Thursday, March 20, 2014

WRITING FICTION (7) - MORE ABOUT CHARACTERS

As expected, our second last session flowed creatively with dynamic fictional characters peopling room D101B in UCD's Carysfort Campus.

Two bits of good news:

Tricia Holbrook's  Penny for your Thoughts made the long list for Fish International Short Story Award, 2014. We had the privilege of hearing her read it and a privilege it was.

Carol Mullan's father's book With the Dublin Brigade, sub-titled Espionage & Assassination with Michael Collins's Intelligence Unit, first published in 1929 is reprinted by Mercier Press. He was Charles Dalton, 14 years of age when he joined up and by the time he was 20, he was a valued member of Collins' team.

Contratulations over, we analysed the power of the antagonist in fiction and discussed the various antagonists created within the group in action.


Thursday, March 13, 2014

WRITING FICTION (6) Characters with Secrets

Secrets can be integral to a plot, but usually the secrets belong exclusively to the characters - sometimes going as far as shaping a character's personality. There are big secrets, little secrets, important ones and silly ones. The best secrets are surprising.

10 Exercises
* A character harbours a secret that prevents hi fulfilling his true desire
* Two characters share a secret, but it's not what everyone thinks it is
* It's an old family secret and there's only one person alive who knows about it. Will she take it to her grave?
* A character has a secret and if found out it would destroy his life
* A character thinks she has a private secret, but most of the people close to her know about it
* A character knows a secret that would destroy one person's life, but save the life of another person

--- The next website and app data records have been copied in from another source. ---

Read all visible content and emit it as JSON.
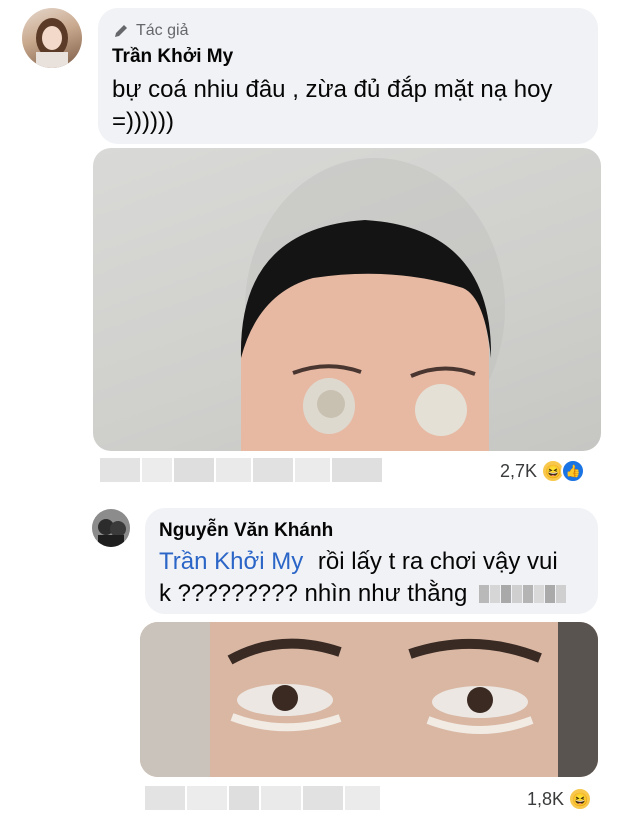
{
  "comments": [
    {
      "badge_label": "Tác giả",
      "author": "Trần Khởi My",
      "text_line1": "bự coá nhiu đâu , zừa đủ đắp mặt nạ hoy",
      "text_line2": "=))))))",
      "reaction_count": "2,7K",
      "reactions": [
        "haha-icon",
        "like-icon"
      ]
    },
    {
      "author": "Nguyễn Văn Khánh",
      "mention": "Trần Khởi My",
      "text_line1": "rồi lấy t ra chơi vậy vui",
      "text_line2": "k ????????? nhìn như thằng",
      "reaction_count": "1,8K",
      "reactions": [
        "haha-icon"
      ]
    }
  ],
  "colors": {
    "bubble": "#f0f2f5",
    "mention": "#2a65c7",
    "like": "#1b74e4"
  }
}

A word of warning, though, when writing about secrets - if you build a lot of tension, you'd better have a secret that delivers

Thursday, March 6, 2014

WRITING FICTION with Patricia O'Reilly - MORE ON DEVELOPING CHARACTERS (5)

Another good session, number 5, with creativity filling the four corners of our room. And even better the read out of a splendid short story from one of the participants. And a joyous picture...

Determination!!!
We discussed how good stories come in organic globs, not in strongly segmented or layered activities; not orderly, dry and technical. And how strong characters are at the heart of great literature - characters thrilling, troubling, seductive insistent. And how it's every writers' own enigmatic being that constitutes the focus of his research.

When writing fiction characters can emerge quickly or slowly. Shyly or Boisterously. The best way to learn how to present a character is to READ (I recommend that books that win or make long and/or short book awards are a good choice). By reading critically acknowledged authors writers learn how a character can be presented - through dialogue, action, physical attributes, interior monologue - a process that continues until it becomes reflex embedded in your understanding - making you access anything/anyone's potential for fiction.